The decline in fertility that began in some countries, including the United States, in the past century is taking a long time to reduce world population because when it started, fertility was very much higher than replacement level. In addition, because a preference for fewer children is associated with modern societies, in which high living standards make time valuable and children financially unproductive and expensive to care for and educate, the trend toward lower fertility couldn't spread throughout the world until economic development had spread. But once the whole world has become modern, with fertility everywhere in the neighborhood of replacement level, new social values might spread worldwide in a few decades. Fashions in families might keep changing, so that world fertility bounced above and below replacement rate. If each bounce took only a few decades or generations, world population would stay within a reasonably narrow range -- although probably with a long-term trend in one direction or the other.
The values that influence decisions about having children seem, however, to change slowly and to be very widespread. If the average fertility rate were to take a long time to move from well below to well above replacement rate and back again, trends in world population could go a long way before they reversed themselves.
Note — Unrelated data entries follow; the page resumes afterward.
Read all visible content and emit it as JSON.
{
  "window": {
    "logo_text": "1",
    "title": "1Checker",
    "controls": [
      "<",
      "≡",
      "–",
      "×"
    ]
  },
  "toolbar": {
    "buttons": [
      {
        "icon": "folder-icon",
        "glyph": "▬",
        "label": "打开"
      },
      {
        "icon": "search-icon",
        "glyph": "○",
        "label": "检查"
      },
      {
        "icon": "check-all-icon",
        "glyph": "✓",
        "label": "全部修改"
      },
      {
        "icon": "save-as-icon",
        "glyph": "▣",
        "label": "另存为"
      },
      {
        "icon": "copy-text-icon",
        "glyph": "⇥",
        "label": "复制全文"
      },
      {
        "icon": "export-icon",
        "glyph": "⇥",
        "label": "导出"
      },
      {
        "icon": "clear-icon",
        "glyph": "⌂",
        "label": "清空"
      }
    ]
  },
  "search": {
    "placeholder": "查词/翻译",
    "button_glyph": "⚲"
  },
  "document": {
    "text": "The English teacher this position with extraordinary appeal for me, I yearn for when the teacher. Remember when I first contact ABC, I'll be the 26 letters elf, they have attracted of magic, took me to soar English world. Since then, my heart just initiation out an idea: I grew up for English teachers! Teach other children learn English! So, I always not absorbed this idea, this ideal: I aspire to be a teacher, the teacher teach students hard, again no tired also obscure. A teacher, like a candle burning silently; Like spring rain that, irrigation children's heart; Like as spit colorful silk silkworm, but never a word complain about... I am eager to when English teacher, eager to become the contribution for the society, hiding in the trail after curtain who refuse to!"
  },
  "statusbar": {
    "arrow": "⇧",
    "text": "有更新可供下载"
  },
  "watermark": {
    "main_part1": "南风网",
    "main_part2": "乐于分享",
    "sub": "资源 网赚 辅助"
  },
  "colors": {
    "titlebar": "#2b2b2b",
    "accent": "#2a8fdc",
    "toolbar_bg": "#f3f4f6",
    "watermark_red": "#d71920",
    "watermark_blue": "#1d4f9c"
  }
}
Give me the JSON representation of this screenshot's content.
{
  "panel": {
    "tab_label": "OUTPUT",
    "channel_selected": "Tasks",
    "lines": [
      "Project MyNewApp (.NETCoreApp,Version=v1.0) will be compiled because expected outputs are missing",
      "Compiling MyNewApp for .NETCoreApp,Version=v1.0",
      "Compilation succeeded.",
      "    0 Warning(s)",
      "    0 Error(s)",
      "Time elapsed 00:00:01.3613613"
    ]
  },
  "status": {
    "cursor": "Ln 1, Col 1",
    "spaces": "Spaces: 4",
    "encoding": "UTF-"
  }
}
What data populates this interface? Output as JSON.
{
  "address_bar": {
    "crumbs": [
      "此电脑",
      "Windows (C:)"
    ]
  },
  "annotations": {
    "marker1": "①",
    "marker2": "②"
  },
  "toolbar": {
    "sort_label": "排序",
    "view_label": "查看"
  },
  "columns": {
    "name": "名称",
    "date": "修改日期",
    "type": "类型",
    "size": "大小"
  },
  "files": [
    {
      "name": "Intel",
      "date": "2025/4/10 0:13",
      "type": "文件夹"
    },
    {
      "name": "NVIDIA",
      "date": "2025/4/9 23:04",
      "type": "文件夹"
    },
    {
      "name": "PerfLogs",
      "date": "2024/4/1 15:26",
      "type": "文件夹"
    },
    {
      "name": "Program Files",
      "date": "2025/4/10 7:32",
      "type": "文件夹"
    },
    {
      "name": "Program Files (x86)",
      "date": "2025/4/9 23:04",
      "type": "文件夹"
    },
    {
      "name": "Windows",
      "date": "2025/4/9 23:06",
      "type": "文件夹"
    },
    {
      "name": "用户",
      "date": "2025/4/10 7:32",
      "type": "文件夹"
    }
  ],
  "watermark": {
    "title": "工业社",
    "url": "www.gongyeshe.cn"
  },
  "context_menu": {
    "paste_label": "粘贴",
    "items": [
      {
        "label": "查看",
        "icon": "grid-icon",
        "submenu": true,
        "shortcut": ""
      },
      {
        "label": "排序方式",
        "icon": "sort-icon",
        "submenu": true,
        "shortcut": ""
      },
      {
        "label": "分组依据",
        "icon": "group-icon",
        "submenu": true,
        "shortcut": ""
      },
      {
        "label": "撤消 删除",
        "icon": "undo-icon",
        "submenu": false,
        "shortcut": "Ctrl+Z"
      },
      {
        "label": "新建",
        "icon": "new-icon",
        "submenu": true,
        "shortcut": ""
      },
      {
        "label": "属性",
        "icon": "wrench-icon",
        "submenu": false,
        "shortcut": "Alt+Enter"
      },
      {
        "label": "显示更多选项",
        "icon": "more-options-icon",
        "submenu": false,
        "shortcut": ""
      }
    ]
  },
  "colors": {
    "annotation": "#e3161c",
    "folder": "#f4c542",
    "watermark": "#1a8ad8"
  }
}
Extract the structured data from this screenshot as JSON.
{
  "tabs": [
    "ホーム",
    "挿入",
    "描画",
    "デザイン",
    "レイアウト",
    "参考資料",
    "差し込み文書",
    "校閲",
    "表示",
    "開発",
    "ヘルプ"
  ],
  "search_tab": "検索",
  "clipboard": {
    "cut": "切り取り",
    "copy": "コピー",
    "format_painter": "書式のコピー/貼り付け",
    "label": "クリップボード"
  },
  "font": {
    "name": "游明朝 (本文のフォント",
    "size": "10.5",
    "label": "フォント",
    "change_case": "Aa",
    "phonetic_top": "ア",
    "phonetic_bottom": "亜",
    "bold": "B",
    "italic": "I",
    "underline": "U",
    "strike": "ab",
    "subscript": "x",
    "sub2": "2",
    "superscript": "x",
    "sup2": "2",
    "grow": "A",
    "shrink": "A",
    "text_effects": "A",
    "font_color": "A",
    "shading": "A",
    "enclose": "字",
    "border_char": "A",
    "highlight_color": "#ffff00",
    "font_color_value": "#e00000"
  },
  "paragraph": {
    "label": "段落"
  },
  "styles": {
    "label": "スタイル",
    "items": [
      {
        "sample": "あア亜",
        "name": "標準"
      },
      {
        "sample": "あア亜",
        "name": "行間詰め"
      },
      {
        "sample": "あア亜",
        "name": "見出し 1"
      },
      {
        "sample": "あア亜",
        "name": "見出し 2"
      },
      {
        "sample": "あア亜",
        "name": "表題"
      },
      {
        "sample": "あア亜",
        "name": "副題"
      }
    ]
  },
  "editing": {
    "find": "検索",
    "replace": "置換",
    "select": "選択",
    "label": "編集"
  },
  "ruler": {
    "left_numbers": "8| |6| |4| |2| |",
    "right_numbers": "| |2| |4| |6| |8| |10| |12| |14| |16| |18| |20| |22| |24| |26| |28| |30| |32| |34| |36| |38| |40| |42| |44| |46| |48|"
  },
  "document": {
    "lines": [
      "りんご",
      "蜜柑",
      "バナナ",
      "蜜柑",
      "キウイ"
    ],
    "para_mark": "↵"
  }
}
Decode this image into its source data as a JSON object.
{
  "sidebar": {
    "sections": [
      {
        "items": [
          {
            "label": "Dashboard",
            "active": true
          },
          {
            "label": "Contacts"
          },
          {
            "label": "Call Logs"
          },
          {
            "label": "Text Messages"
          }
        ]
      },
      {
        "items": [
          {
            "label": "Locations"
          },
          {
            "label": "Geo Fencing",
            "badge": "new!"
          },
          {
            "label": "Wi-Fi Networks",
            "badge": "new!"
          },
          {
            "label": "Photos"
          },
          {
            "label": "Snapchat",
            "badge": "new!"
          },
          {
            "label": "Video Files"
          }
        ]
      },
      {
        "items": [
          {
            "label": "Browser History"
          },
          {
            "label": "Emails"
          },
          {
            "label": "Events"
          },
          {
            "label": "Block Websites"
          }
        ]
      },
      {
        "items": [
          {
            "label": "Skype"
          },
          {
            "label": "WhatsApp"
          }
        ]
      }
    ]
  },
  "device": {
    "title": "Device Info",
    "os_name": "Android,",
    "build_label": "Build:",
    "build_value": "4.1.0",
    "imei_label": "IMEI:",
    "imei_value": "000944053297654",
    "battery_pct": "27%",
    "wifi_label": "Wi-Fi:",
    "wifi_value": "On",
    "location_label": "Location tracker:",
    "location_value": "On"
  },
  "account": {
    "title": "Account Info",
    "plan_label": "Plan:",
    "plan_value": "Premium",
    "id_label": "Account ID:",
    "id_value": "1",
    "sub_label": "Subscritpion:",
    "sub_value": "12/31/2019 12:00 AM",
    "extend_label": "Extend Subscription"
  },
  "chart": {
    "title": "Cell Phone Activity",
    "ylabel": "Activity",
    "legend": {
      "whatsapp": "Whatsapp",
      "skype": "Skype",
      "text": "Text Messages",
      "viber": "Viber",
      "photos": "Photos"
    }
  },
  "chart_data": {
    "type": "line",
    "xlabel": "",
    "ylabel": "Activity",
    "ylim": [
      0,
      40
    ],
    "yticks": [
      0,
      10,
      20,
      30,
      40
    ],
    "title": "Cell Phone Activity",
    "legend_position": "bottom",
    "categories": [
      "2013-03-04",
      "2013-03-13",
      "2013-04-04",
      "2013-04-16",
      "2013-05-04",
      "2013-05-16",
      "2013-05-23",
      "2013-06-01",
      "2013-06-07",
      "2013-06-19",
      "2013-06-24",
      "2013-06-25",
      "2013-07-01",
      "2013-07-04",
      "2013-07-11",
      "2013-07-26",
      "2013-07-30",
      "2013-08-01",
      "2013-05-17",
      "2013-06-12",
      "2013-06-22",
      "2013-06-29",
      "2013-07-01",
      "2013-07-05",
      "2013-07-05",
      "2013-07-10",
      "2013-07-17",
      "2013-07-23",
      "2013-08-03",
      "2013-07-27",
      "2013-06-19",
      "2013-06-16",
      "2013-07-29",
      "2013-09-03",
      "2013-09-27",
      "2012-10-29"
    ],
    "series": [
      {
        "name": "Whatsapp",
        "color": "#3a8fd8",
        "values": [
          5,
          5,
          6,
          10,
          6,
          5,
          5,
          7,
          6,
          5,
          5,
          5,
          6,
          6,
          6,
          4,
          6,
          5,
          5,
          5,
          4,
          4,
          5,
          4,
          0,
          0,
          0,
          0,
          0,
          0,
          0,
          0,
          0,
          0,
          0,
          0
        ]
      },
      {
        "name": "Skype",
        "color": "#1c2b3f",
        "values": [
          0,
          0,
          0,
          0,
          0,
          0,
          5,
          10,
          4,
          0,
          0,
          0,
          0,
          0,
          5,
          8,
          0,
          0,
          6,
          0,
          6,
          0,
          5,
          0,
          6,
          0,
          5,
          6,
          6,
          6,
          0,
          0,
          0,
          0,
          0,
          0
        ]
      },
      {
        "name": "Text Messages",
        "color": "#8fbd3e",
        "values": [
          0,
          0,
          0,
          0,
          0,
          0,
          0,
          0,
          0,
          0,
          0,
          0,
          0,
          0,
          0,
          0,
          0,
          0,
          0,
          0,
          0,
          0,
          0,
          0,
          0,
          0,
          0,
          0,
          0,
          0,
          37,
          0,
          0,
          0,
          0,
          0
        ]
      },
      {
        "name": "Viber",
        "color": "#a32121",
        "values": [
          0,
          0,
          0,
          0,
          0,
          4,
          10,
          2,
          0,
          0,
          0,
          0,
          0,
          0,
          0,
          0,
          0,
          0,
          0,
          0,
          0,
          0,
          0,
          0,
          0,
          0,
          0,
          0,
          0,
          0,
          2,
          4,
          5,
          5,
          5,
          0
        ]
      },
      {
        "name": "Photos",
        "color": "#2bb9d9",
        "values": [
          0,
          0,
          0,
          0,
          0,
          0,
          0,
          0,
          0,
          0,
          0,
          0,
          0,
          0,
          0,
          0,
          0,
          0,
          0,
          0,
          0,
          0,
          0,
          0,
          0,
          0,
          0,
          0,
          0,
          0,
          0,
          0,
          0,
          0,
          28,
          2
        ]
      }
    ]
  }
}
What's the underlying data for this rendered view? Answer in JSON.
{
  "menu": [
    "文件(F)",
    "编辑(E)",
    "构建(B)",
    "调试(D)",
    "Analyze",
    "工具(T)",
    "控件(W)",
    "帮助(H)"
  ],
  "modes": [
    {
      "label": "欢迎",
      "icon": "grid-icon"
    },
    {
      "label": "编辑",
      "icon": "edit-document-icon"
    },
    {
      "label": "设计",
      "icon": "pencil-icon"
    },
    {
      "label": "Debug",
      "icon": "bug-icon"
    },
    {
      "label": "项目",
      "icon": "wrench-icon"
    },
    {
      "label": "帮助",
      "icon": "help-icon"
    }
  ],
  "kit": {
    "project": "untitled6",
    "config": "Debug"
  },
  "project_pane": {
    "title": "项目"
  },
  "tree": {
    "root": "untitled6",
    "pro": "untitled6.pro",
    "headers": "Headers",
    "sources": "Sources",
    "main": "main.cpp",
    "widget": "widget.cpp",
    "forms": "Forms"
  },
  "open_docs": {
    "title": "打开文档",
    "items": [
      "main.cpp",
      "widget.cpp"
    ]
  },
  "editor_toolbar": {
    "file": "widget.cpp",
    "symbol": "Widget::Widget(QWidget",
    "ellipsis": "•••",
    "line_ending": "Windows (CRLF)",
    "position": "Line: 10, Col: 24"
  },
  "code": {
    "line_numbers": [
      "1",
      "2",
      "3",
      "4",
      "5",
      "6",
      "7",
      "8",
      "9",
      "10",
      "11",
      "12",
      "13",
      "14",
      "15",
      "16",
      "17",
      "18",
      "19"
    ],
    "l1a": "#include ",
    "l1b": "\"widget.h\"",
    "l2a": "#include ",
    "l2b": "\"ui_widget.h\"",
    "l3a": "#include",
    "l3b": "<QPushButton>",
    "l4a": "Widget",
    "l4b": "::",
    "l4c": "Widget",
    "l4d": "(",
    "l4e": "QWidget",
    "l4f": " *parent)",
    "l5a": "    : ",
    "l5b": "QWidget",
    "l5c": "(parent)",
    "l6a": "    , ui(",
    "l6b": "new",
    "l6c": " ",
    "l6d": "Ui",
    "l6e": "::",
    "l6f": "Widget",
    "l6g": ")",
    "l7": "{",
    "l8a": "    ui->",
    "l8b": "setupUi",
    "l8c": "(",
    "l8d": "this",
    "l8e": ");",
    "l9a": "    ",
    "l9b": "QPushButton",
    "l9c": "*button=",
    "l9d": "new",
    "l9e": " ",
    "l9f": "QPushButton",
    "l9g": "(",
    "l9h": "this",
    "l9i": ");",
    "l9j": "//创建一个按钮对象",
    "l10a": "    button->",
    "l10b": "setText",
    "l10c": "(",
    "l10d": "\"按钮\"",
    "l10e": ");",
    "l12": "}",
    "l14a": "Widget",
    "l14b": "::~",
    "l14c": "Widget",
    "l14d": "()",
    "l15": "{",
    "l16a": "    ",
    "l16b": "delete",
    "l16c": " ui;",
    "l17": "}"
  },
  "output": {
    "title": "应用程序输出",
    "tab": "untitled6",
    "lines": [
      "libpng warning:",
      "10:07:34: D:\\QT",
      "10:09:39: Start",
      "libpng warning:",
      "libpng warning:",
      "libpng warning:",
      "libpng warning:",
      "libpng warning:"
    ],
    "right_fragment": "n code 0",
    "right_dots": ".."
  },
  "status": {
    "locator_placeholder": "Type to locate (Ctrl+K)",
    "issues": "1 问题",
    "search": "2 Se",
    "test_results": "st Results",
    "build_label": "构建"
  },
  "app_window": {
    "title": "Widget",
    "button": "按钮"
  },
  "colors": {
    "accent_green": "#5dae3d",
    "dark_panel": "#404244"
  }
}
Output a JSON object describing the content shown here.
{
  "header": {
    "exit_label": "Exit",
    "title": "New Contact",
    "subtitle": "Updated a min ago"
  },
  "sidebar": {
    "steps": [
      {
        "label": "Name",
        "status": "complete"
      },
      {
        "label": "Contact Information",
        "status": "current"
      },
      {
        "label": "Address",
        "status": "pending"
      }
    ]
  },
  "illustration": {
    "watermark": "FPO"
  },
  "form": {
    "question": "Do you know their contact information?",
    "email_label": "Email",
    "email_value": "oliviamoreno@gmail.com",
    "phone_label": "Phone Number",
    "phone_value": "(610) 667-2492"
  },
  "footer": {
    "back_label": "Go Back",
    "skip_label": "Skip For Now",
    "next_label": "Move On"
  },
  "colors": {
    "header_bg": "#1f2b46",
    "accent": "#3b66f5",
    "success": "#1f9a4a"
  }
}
The result would be big swings in world population -- perhaps down to one or two billion and then up to 20 or 40 billion.
Whether population swings are short and narrow or long and wide, the average level of world population after several cycles will probably have either an upward or a downward trend overall. Just as averaging across the globe need not result in exactly 2.1 children per woman, averaging across the centuries need not result in zero growth rather than a slowly increasing or slowly decreasing world population. But the long-term trend is less important than the effects of the peaks and troughs. The troughs could be so low that human beings become scarcer than they were in ancient times. The peaks might cause harm from some kinds of shortages.
One implication is that not even very large losses from disease or war can affect the world population in the long run nearly as much as changes in human values do. What we have learned from the dramatic changes of the past few centuries is that regardless of the size of the world population at any time, people's personal decisions about how many children they want can make the world population go anywhere -- to zero or to 100 billion or more.
Max Singer was a founder of the Hudson Institute. He is a co-author, with Aaron Wildavsky, of (1996).
Illustration by Brian Cronin.
The Atlantic Monthly; August 1999; The Population Surprise- 99.08; Volume 284, No. 2; page 22-25.